Kathy Richardson – my friend from Canada has just produced another photo book which just blew me away. You can take a look at it here.
I have travelled with Kathy and her husband David Richardson on some great safaris and she has documented them most beautifully in some full sized photo books – every one a fantastic record of our adventures to Zambia, Botswana and Namibia. Last year I asked Kathy to give me some tips for people making books and her blog made really interesting reading.
Kathy used Apple Aperture for her book productions previously but for her latest book on Namibia she tried Lightroom 4’s Blurb plug in for the first time. I am a Lightroom user and was very interested about her account of the experience.
Over to Kathy…
1. Quality of both is very good. Blurb doesn’t offer the image wrap cover + dust jacket as apple does but I thought the linen cover was quite fine. (I went with the standard black, tho’ the premium oatmeal colour was appealing.) Paper quality is very good in both. Colour reproduction also very good in both, altho’ the text on the cover of my Namibia book turned out to be pinker than I wanted (it was supposed to match the blowing sand on the dunes below it) and I had just calibrated my monitor.
2. Price of blurb books (even without using the discount codes I received) is considerably cheaper than the equivalent apple product. (About half price with the discount code!)
3. Shipping – Blurb’s willingness to ship worldwide is a very BIG plus to me. Apple will at present ship only to an address within the country where the book is ordered. So, even for our friends in the US, I have to order the book (from the US), have it shipped to me and then turn around and ship it back to the US to whoever I’m sending it to. Shipping costs and delivery times were comparable between the 2 products. Blurb’s shipping to you in SA quite amazed me … I ordered it on March 19th (Tuesday) and by the following Monday it was on a FedEx truck in SA for delivery to you. (Actual delivery was a couple of days later b/c no one was home.) And the delivery cost from Blurb for that service was about 1/3 of what we paid to send the last book to you via Canada Post, and that one took at least 6 weeks to arrive!
4. Interface with Lightroom – I loved the way LR and Blurb interface.
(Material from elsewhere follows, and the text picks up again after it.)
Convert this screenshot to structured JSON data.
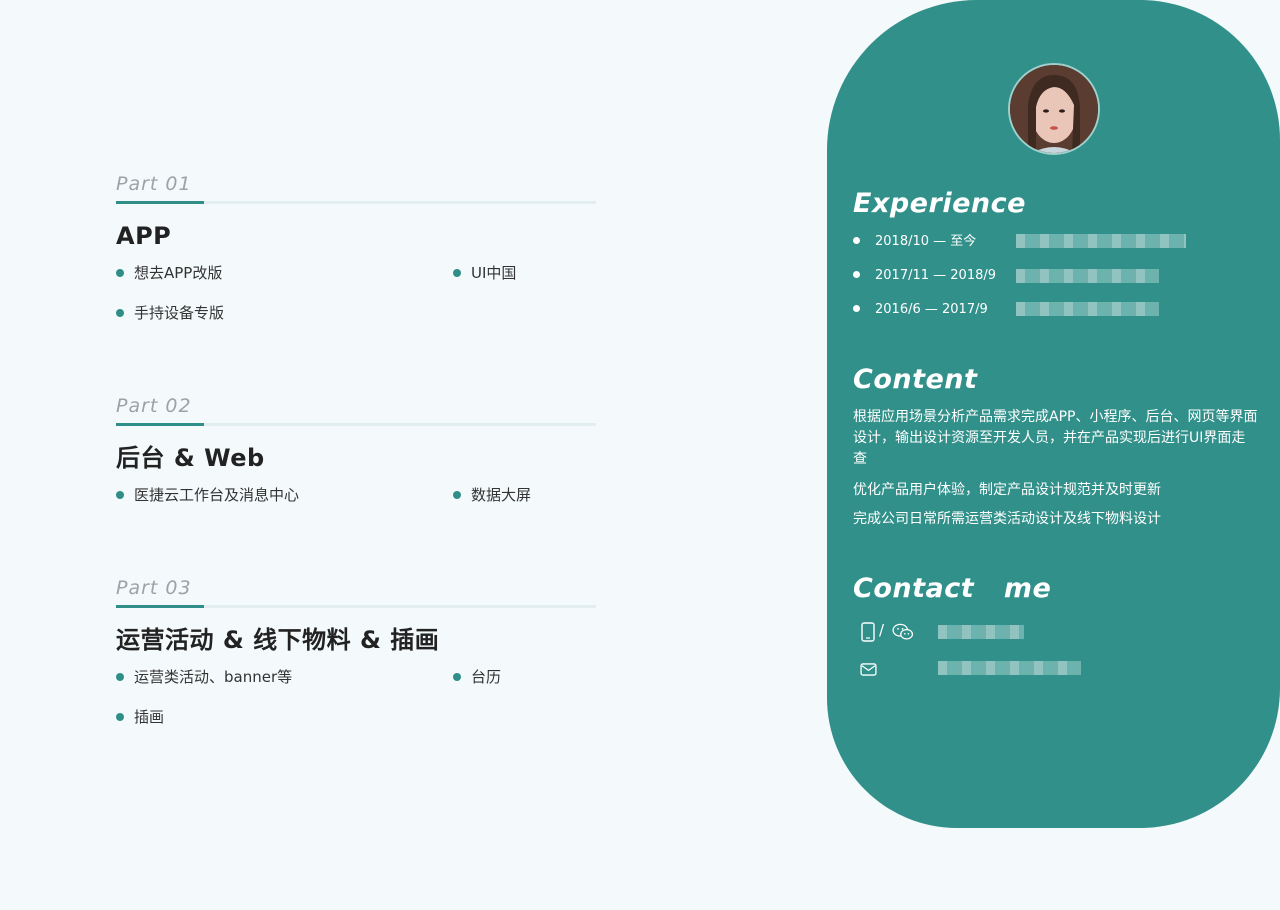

In the past, I’ve always edited a bunch of photos (always far more than I end up using) in LR, then exported them and re-imported them into Aperture, where I made the book. And if I needed to fill in a few gaps I had to do that all over again. But this time I started with just a couple of hundred photos and found it easy to return to my originals to grab a few more and do a quick edit on them, as I needed them.
5. Layout – There are plusses and minuses to both systems in terms of layouts. I liked the fact that in Blurb I could put in any colour of background page I wanted. Aperture has a few set colours, depending on the theme you choose, and that’s it. I missed the ability to inset a small pic or two onto another larger one, as I could with Aperture. I know there is a Blurb layout that allows this but there are no frames around the smaller photos and I didn’t really like the result so ended up never using it. Aperture allows you to frame any photo and also determine the colour and width of the frame. (I think this is probably possible in Blurb too, by doing a layout in the LR print function, but that seems too cumbersome to me.) Overall, I found the Blurb layouts less flexible than the Aperture ones, but perhaps that is because I had figured out a way with Aperture to clear all the layout off a page and then insert whatever size boxes I wanted. Text too I found more difficult with Blurb. For example, I couldn’t get the text on the spine of the Namib book to go sideways, but I’m onto another book now and it went in that way w/o a hitch. I know that there’s a fair amount of flexibility with Blurb, in terms of sizing and aspect ratio of the photos as well as with placement of the text. I just need more experience with the program, I expect, to figure it all out.
6. I thought of a couple of other things about Blurb that I really like too – first, the ability to share an electronic version of the book with friends & family – not everyone is nearby and can see the hard copy; and secondly, the ability to buy an iPad version of the book for under $10. Both great (non-traditional) ways to share the book with others.
In summary, I’d say I was very satisfied with the Blurb experience. (Had a little hiccup placing my first order but customer service was fast and responsive so I was happy.) I’m making another book now and began by thinking I’d do it quickly using Apple, but after toying around a bit there I decided Blurb was really a better way to go. I doubt if I’ll ever go back to using Apple again.